> _What the exercise asks_:
Copy each line of the records that contains the word "username".

___ Provided data ___

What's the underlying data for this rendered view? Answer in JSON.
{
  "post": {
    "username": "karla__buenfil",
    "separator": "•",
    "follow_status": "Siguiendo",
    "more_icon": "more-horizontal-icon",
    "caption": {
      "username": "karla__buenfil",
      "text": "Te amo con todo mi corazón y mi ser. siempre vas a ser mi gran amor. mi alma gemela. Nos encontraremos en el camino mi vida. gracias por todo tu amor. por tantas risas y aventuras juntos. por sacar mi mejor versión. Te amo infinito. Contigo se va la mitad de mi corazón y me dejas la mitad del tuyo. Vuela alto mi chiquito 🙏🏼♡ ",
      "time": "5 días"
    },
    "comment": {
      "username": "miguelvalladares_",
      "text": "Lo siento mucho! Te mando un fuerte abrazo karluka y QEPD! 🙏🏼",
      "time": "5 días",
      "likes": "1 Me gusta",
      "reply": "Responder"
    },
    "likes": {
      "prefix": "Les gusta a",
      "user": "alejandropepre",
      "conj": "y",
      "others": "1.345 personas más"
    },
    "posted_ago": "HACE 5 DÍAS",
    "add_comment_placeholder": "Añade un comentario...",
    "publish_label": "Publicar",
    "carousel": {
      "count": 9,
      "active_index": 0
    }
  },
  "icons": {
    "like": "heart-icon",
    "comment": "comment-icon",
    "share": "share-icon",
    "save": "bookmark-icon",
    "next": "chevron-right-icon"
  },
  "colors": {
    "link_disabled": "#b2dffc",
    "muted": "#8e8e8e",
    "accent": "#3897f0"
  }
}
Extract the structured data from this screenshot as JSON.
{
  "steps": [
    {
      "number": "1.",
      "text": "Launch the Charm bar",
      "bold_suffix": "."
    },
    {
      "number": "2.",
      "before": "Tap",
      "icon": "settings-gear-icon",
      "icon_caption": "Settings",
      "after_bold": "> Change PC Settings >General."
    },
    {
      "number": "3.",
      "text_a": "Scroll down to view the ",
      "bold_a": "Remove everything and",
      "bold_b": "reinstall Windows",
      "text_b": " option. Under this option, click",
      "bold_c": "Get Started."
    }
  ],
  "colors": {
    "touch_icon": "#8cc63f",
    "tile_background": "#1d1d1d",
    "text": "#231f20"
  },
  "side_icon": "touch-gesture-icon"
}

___

> _Expected output_:
    "username": "karla__buenfil",
      "username": "karla__buenfil",
      "username": "miguelvalladares_",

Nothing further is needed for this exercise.